Moderna, Inc.,has released the first batch of mRNA-1273, the Company’s vaccine against the novel coronavirus, for human use. Vials of mRNA-1273 have been shipped to the National Institute of Allergy and Infectious Diseases (NIAID), a part of the National Institutes of Health (NIH) to be used in the planned Phase 1 study in the U.S.
mRNA-1273 is an mRNA vaccine against the novel coronavirus encoding for a prefusion stabilized form of the Spike (S) protein, which was selected by Moderna in collaboration with investigators at the NIAID Vaccine Research Center (VRC). Manufacture of this batch was funded by the Coalition for Epidemic Preparedness Innovations (CEPI).
The Company’s manufacturing plant in Norwood, MA manufactures Moderna’s portfolio of mRNA development candidates, including vaccines and therapeutics. To date, the Company has produced and released more than 100 batches from its Norwood site for human clinical trials. mRNA-1273 is part of the Company’s core prophylactic vaccines modality, which has had six positive Phase 1 clinical readouts across six different vaccines over the past four years.
mRNA-1273 is an mRNA vaccine against the novel coronavirus encoding for a prefusion stabilized form of the Spike (S) protein, which was designed by Moderna in collaboration with NIAID. The S protein complex is necessary for membrane fusion and host cell infection and has been the target of vaccines against the coronaviruses responsible for Middle Eastern Respiratory Syndrome (MERS) and Severe Acute Respiratory Syndrome (SARS).

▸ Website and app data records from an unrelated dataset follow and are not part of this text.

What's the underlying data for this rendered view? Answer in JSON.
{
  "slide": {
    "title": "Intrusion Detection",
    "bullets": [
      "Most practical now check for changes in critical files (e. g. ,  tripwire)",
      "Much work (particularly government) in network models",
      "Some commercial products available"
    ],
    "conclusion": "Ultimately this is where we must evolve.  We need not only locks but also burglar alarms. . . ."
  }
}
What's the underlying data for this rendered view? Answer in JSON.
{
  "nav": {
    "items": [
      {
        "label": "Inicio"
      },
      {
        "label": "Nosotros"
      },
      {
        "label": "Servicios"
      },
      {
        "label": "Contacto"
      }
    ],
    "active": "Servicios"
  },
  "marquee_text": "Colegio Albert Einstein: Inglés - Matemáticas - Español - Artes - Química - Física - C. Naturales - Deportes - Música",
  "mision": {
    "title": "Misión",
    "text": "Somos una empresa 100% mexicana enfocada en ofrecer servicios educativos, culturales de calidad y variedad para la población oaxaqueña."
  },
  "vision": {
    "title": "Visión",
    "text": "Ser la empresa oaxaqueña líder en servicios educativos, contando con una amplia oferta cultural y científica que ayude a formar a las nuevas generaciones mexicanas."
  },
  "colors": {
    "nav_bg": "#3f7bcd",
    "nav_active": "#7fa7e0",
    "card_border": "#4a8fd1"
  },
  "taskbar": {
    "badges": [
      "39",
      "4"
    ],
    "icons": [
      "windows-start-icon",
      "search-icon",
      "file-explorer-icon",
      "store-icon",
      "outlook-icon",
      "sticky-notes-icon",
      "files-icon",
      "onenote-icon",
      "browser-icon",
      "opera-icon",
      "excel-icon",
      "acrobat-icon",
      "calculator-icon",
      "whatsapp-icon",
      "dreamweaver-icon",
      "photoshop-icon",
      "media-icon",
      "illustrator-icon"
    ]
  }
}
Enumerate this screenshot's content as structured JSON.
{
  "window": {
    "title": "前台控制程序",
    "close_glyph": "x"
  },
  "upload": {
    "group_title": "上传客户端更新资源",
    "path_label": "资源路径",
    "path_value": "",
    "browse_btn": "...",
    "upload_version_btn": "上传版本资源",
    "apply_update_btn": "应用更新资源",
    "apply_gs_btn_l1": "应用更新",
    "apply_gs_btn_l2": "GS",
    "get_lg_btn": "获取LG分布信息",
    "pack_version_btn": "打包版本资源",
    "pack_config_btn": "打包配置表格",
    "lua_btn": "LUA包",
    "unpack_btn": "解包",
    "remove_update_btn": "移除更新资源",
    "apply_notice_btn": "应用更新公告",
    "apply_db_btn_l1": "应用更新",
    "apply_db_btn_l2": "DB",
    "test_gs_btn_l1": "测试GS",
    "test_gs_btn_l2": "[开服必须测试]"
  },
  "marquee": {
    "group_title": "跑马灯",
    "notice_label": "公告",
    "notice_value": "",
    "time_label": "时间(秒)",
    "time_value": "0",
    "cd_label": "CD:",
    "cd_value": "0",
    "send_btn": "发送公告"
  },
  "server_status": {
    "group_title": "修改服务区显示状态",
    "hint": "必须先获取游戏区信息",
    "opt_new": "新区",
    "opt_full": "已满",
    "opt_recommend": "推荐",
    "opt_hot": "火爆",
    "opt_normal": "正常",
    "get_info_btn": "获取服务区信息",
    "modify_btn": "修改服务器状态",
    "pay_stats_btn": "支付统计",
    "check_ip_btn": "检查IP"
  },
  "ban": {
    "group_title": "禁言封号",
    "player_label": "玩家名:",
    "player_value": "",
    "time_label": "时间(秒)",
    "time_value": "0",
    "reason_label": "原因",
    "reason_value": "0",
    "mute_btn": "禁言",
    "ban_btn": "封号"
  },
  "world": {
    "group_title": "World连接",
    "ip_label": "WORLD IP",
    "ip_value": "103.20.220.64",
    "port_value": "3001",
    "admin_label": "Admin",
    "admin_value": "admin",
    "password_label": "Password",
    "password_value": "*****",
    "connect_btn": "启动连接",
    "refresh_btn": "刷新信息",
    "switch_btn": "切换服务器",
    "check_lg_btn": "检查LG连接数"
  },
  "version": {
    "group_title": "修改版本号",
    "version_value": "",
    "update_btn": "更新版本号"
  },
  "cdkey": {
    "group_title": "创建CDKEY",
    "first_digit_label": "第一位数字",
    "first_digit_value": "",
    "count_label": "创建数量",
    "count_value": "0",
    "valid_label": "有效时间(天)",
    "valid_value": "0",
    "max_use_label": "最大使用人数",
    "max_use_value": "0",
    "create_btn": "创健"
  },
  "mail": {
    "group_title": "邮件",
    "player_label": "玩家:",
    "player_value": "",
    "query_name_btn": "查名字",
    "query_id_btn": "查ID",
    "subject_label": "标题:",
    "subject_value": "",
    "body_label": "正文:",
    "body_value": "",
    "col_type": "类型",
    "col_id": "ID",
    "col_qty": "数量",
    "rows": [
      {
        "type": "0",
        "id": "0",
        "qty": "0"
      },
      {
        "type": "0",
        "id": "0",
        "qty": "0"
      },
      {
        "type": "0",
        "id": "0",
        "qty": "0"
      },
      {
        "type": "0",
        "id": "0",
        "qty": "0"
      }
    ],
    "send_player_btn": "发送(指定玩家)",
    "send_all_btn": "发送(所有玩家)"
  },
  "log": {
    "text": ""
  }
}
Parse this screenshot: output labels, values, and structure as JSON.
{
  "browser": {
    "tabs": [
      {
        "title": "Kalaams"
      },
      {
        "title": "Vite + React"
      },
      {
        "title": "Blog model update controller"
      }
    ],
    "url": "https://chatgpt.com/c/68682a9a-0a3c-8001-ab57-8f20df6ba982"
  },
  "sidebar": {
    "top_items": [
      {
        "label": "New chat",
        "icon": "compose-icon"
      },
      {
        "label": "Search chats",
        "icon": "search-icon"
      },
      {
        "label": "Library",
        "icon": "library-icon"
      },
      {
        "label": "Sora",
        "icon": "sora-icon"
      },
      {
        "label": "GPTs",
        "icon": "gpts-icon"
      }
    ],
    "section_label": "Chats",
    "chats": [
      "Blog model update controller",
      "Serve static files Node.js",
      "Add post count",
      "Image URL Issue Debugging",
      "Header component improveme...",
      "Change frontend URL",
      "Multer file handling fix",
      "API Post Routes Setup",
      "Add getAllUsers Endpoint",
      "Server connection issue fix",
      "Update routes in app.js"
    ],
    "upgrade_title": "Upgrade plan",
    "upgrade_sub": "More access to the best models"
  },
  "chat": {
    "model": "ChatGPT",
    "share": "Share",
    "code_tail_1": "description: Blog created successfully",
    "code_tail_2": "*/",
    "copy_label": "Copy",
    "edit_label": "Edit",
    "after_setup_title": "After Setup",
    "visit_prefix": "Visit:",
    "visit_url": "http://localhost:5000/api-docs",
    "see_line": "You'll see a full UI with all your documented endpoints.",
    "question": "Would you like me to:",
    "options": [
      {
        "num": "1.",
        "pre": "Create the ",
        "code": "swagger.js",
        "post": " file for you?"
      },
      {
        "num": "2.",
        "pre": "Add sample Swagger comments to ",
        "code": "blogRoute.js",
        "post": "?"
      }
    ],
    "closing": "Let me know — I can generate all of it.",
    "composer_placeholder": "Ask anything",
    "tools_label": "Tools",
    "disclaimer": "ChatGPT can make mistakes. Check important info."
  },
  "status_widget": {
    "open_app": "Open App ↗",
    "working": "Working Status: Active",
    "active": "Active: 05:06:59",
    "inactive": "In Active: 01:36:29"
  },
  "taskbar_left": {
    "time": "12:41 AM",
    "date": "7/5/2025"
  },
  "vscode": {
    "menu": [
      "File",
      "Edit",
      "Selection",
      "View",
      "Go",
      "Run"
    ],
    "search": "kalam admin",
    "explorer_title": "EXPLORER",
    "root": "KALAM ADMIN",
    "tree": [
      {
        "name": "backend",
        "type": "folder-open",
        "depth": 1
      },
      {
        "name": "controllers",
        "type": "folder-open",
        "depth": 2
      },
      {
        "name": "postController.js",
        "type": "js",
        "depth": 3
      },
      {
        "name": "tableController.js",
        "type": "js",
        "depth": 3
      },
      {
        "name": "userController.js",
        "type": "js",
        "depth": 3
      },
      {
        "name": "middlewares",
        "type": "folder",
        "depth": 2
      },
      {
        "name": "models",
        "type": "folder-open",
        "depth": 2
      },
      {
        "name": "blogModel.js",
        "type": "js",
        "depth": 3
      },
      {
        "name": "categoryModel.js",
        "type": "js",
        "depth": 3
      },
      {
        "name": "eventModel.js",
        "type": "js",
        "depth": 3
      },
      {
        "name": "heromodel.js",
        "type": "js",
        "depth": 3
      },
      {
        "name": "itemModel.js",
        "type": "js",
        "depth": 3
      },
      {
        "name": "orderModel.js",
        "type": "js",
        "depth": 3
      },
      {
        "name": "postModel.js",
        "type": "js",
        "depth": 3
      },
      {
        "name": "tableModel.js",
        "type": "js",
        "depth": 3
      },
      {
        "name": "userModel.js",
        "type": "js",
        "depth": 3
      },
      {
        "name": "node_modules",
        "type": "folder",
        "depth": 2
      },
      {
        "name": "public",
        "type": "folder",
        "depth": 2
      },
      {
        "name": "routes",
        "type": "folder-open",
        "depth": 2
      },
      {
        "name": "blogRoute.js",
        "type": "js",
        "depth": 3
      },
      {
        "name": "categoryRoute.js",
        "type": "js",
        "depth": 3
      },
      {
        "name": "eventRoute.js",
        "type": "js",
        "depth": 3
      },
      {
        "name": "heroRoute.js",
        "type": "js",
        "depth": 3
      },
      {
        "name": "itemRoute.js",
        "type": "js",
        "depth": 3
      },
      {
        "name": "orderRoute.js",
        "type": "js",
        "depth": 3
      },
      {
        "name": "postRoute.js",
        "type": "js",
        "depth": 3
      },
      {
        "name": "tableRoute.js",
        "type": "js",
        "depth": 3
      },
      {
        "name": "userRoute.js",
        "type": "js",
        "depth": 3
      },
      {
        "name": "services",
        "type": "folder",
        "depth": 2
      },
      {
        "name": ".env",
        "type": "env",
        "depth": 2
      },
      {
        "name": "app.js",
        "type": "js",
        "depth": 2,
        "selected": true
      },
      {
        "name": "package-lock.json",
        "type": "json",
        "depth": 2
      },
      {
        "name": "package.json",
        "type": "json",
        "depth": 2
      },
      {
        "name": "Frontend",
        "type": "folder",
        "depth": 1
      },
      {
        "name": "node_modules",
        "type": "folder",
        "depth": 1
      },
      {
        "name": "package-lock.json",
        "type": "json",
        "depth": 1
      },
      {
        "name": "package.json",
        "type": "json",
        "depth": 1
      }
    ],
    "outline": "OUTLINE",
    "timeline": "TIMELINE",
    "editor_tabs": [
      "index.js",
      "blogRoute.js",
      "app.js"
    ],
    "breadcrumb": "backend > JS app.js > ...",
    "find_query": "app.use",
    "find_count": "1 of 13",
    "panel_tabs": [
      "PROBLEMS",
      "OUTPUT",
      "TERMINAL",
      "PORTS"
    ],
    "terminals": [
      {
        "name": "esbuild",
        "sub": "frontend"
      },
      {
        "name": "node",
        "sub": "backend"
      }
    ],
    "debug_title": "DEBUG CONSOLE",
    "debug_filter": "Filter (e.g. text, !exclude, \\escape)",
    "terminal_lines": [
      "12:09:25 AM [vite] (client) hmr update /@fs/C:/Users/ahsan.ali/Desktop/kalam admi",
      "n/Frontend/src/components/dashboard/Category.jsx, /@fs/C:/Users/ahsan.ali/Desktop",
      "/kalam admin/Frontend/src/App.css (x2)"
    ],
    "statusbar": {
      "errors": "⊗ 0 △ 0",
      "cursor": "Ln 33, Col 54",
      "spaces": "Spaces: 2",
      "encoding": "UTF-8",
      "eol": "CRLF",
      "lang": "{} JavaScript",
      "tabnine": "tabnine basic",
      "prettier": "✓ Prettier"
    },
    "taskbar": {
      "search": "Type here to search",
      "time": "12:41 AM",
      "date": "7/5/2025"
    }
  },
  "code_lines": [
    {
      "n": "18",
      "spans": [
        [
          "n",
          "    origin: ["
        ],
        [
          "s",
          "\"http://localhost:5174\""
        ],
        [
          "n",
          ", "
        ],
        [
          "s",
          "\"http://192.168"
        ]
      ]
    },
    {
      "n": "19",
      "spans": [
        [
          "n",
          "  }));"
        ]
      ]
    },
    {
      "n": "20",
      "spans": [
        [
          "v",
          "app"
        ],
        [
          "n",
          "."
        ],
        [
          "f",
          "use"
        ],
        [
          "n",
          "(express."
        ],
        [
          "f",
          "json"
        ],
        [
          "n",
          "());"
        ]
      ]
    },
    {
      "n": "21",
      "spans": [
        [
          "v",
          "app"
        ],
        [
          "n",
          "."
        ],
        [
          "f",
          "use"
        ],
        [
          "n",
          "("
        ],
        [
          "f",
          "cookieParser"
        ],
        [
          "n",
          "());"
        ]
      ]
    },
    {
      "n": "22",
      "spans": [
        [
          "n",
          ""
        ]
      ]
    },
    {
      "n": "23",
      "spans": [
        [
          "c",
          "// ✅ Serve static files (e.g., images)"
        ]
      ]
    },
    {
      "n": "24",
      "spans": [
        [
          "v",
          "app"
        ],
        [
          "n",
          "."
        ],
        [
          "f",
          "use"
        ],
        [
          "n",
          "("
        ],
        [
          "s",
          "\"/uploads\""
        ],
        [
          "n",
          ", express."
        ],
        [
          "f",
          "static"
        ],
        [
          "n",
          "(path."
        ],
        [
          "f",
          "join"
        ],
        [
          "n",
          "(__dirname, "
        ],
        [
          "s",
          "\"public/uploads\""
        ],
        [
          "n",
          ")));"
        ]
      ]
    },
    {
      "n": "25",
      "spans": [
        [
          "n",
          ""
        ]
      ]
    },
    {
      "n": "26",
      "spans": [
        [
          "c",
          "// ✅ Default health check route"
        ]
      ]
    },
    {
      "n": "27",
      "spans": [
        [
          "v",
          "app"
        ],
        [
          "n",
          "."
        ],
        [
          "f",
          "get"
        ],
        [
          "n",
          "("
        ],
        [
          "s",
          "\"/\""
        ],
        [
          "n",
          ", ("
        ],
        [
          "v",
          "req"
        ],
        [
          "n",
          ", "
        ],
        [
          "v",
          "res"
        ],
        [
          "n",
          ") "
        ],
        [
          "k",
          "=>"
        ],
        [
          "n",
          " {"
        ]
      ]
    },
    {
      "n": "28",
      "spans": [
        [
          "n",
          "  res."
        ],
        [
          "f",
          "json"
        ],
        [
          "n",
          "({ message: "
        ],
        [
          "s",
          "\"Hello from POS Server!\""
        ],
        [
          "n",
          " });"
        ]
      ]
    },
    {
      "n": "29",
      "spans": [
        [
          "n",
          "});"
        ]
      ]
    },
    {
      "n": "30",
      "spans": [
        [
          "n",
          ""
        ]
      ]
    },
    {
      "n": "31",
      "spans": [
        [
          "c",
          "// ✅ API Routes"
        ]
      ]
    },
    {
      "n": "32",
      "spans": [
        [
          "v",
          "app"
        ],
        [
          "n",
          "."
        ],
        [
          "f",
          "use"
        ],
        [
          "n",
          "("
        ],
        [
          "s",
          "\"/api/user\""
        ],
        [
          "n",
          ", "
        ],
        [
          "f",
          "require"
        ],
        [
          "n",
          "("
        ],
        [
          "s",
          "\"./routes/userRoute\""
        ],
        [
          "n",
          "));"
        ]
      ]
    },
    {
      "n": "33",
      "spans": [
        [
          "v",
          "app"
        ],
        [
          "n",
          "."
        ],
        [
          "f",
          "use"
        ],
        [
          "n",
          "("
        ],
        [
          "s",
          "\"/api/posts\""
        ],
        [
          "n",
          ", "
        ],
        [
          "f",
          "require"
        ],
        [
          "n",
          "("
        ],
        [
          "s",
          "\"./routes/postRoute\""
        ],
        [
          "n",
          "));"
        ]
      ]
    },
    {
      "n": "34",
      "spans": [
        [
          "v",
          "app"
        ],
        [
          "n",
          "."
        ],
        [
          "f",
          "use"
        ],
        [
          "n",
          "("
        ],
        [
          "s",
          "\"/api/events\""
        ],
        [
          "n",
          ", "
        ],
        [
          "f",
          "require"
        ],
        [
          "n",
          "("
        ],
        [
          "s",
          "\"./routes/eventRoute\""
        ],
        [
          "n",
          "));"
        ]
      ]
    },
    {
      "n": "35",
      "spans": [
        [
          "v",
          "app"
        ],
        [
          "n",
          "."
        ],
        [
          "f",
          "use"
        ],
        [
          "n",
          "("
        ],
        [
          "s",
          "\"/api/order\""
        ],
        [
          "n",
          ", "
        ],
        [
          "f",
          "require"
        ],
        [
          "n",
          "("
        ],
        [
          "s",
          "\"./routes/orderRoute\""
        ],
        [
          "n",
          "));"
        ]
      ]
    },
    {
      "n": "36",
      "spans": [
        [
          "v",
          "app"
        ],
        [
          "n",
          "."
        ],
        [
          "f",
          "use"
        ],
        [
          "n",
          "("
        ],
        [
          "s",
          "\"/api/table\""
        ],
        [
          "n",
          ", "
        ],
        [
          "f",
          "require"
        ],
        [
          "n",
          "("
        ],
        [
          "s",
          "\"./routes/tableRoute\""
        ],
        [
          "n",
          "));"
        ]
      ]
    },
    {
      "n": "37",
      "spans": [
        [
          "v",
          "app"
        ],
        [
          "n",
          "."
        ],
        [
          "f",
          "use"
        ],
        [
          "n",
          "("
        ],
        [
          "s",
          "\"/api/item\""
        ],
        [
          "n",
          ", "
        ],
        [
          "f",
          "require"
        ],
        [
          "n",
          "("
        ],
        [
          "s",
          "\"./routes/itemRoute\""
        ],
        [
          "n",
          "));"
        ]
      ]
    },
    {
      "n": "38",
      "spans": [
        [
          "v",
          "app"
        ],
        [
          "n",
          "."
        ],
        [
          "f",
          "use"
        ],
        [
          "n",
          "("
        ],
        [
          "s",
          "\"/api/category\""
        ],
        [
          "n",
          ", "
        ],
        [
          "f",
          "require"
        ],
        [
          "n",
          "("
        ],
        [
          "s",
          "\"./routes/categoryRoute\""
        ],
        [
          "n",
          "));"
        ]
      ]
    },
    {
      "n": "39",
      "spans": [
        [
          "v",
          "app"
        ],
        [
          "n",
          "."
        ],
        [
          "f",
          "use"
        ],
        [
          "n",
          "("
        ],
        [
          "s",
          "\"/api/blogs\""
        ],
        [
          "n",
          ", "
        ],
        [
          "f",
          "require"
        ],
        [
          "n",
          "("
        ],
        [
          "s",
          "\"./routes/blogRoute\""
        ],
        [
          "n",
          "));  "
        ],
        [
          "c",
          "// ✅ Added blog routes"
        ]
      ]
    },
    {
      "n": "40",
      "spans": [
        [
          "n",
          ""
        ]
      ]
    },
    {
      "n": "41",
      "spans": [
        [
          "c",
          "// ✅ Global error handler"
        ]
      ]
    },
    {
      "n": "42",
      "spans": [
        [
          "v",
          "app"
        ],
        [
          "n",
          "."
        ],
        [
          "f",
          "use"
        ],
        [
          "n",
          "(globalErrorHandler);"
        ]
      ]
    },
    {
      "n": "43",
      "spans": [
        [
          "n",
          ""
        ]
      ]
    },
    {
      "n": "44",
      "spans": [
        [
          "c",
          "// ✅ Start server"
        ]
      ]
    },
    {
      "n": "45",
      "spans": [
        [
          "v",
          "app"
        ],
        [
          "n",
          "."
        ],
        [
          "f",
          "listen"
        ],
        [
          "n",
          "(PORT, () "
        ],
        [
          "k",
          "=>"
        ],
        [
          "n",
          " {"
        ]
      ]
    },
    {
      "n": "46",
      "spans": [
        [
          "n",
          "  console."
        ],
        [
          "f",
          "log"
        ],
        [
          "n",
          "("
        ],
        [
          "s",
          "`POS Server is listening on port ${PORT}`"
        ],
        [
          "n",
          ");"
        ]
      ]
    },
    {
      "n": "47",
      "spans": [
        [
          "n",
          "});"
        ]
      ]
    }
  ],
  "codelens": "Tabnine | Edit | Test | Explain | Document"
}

“I want to thank the entire Moderna team for their extraordinary effort in responding to this global health emergency with record speed. The collaboration across Moderna, with NIAID, and with CEPI has allowed us to deliver a clinical batch in 42 days from sequence identification,” said Juan Andres, Chief Technical Operations and Quality Officer at Moderna. “This would not have been possible without our Norwood manufacturing
site, which uses leading-edge technology to enable flexible operations
and ensure high quality standards are met for clinical-grade
Coronaviruses are a family of viruses that can lead to respiratory illness, including MERS and SARS. Coronaviruses are transmitted between animals and people and can evolve into strains not previously identified in humans. On January 7, 2020, a novel coronavirus was identified as the cause of pneumonia cases in Wuhan, Hubei Province of China.
Moderna scientists designed the Company’s prophylactic vaccines modality to prevent infectious diseases. More than 1,000 participants have been enrolled in Moderna’s infectious disease vaccine clinical studies under health authorities in the U.S., Europe and Australia. Based on clinical experience across six Phase 1 studies, the Company has designated prophylactic vaccines a core modality and intends to accelerate development of its infectious disease vaccine candidates.
The potential advantages of an mRNA approach to prophylactic vaccines include the ability to mimic natural infection to stimulate a more potent immune response, combining multiple mRNAs into a single vaccine, rapid discovery to respond to emerging pandemic threats and manufacturing agility derived from the platform nature of mRNA vaccine design and production. Moderna has built a fully integrated manufacturing plant in Norwood, MA which enables the promise of the technology platform.
Moderna currently has nine development candidates in its prophylactic vaccines modality, including:
Vaccines against serious respiratory infections
- Respiratory syncytial virus (RSV) vaccine for older adults (mRNA-1777 and mRNA-1172/V172 with Merck)
- RSV vaccine for young children (mRNA-1345)
- Human metapneumovirus and parainfluenza virus type 3 (hMPV/PIV3) vaccine (mRNA-1653)
- Novel coronavirus vaccine (mRNA-1273)
- Influenza H7N9 (mRNA-1851)
Vaccines against serious infections transmitted from mother to baby
- Cytomegalovirus (CMV) vaccine (mRNA-1647)
- Zika vaccine (mRNA-1893) with the Biomedical Advanced Research and Development Authority (BARDA)
Vaccines against common viral infections
- Epstein-Barr virus (EBV) vaccine (mRNA-1189)
To date, Moderna has demonstrated positive Phase 1 data readouts for six prophylactic vaccines (H10N8, H7N9, RSV, chikungunya virus, hMPV/PIV3 and CMV). Moderna’s CMV vaccine is currently in a Phase 2 dose-selection study. Moderna’s investigational Zika vaccine (mRNA-1893), currently in a Phase 1 study, was granted FDA Fast Track designation.